=== Begin Enclosure ===
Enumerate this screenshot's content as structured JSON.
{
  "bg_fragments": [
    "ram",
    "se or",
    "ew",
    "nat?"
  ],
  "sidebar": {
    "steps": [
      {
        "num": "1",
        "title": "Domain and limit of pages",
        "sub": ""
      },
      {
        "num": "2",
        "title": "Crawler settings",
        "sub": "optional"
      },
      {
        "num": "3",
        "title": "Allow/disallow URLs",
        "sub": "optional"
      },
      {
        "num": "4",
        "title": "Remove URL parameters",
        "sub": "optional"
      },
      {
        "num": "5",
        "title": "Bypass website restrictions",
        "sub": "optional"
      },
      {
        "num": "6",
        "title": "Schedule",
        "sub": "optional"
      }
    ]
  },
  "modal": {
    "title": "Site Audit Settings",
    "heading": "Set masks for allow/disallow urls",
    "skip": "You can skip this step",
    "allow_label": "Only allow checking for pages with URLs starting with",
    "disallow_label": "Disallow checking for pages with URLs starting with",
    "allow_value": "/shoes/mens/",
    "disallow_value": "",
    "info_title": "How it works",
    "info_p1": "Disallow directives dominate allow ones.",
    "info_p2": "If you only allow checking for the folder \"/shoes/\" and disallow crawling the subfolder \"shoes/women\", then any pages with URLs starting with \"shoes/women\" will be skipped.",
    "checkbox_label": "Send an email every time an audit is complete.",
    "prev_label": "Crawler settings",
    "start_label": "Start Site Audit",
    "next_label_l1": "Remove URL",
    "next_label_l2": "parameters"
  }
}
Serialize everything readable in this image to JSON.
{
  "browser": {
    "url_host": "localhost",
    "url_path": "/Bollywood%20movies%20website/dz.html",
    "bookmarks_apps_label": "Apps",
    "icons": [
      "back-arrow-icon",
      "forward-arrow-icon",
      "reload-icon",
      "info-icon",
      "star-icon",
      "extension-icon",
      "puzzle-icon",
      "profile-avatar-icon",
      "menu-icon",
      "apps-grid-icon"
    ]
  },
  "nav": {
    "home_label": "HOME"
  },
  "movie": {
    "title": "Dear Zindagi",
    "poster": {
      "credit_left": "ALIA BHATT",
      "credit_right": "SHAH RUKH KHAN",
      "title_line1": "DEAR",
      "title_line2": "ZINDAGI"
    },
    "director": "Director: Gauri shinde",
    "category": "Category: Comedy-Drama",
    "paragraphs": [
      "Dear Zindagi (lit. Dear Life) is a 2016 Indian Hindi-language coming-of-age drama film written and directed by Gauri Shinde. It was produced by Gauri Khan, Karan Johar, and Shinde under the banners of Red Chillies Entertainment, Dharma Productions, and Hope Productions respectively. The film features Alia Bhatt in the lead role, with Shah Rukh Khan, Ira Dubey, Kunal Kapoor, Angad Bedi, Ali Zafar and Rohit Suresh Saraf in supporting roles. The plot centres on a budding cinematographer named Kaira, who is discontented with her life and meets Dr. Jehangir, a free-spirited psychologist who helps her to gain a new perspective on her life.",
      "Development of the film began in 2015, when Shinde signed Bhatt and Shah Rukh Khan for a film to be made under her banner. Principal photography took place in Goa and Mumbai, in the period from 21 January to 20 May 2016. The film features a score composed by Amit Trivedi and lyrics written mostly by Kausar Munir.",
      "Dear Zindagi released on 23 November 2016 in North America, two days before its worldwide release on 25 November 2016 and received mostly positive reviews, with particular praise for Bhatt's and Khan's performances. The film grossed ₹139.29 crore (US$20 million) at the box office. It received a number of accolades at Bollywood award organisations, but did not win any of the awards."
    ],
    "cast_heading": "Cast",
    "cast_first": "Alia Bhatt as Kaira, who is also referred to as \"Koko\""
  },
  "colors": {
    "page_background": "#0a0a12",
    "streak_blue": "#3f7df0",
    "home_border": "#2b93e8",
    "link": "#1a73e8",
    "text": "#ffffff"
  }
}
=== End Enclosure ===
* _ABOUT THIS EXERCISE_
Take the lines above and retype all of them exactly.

* _EXERCISE RESPONSE_
Enumerate this screenshot's content as structured JSON.
{
  "bg_fragments": [
    "ram",
    "se or",
    "ew",
    "nat?"
  ],
  "sidebar": {
    "steps": [
      {
        "num": "1",
        "title": "Domain and limit of pages",
        "sub": ""
      },
      {
        "num": "2",
        "title": "Crawler settings",
        "sub": "optional"
      },
      {
        "num": "3",
        "title": "Allow/disallow URLs",
        "sub": "optional"
      },
      {
        "num": "4",
        "title": "Remove URL parameters",
        "sub": "optional"
      },
      {
        "num": "5",
        "title": "Bypass website restrictions",
        "sub": "optional"
      },
      {
        "num": "6",
        "title": "Schedule",
        "sub": "optional"
      }
    ]
  },
  "modal": {
    "title": "Site Audit Settings",
    "heading": "Set masks for allow/disallow urls",
    "skip": "You can skip this step",
    "allow_label": "Only allow checking for pages with URLs starting with",
    "disallow_label": "Disallow checking for pages with URLs starting with",
    "allow_value": "/shoes/mens/",
    "disallow_value": "",
    "info_title": "How it works",
    "info_p1": "Disallow directives dominate allow ones.",
    "info_p2": "If you only allow checking for the folder \"/shoes/\" and disallow crawling the subfolder \"shoes/women\", then any pages with URLs starting with \"shoes/women\" will be skipped.",
    "checkbox_label": "Send an email every time an audit is complete.",
    "prev_label": "Crawler settings",
    "start_label": "Start Site Audit",
    "next_label_l1": "Remove URL",
    "next_label_l2": "parameters"
  }
}
Serialize everything readable in this image to JSON.
{
  "browser": {
    "url_host": "localhost",
    "url_path": "/Bollywood%20movies%20website/dz.html",
    "bookmarks_apps_label": "Apps",
    "icons": [
      "back-arrow-icon",
      "forward-arrow-icon",
      "reload-icon",
      "info-icon",
      "star-icon",
      "extension-icon",
      "puzzle-icon",
      "profile-avatar-icon",
      "menu-icon",
      "apps-grid-icon"
    ]
  },
  "nav": {
    "home_label": "HOME"
  },
  "movie": {
    "title": "Dear Zindagi",
    "poster": {
      "credit_left": "ALIA BHATT",
      "credit_right": "SHAH RUKH KHAN",
      "title_line1": "DEAR",
      "title_line2": "ZINDAGI"
    },
    "director": "Director: Gauri shinde",
    "category": "Category: Comedy-Drama",
    "paragraphs": [
      "Dear Zindagi (lit. Dear Life) is a 2016 Indian Hindi-language coming-of-age drama film written and directed by Gauri Shinde. It was produced by Gauri Khan, Karan Johar, and Shinde under the banners of Red Chillies Entertainment, Dharma Productions, and Hope Productions respectively. The film features Alia Bhatt in the lead role, with Shah Rukh Khan, Ira Dubey, Kunal Kapoor, Angad Bedi, Ali Zafar and Rohit Suresh Saraf in supporting roles. The plot centres on a budding cinematographer named Kaira, who is discontented with her life and meets Dr. Jehangir, a free-spirited psychologist who helps her to gain a new perspective on her life.",
      "Development of the film began in 2015, when Shinde signed Bhatt and Shah Rukh Khan for a film to be made under her banner. Principal photography took place in Goa and Mumbai, in the period from 21 January to 20 May 2016. The film features a score composed by Amit Trivedi and lyrics written mostly by Kausar Munir.",
      "Dear Zindagi released on 23 November 2016 in North America, two days before its worldwide release on 25 November 2016 and received mostly positive reviews, with particular praise for Bhatt's and Khan's performances. The film grossed ₹139.29 crore (US$20 million) at the box office. It received a number of accolades at Bollywood award organisations, but did not win any of the awards."
    ],
    "cast_heading": "Cast",
    "cast_first": "Alia Bhatt as Kaira, who is also referred to as \"Koko\""
  },
  "colors": {
    "page_background": "#0a0a12",
    "streak_blue": "#3f7df0",
    "home_border": "#2b93e8",
    "link": "#1a73e8",
    "text": "#ffffff"
  }
}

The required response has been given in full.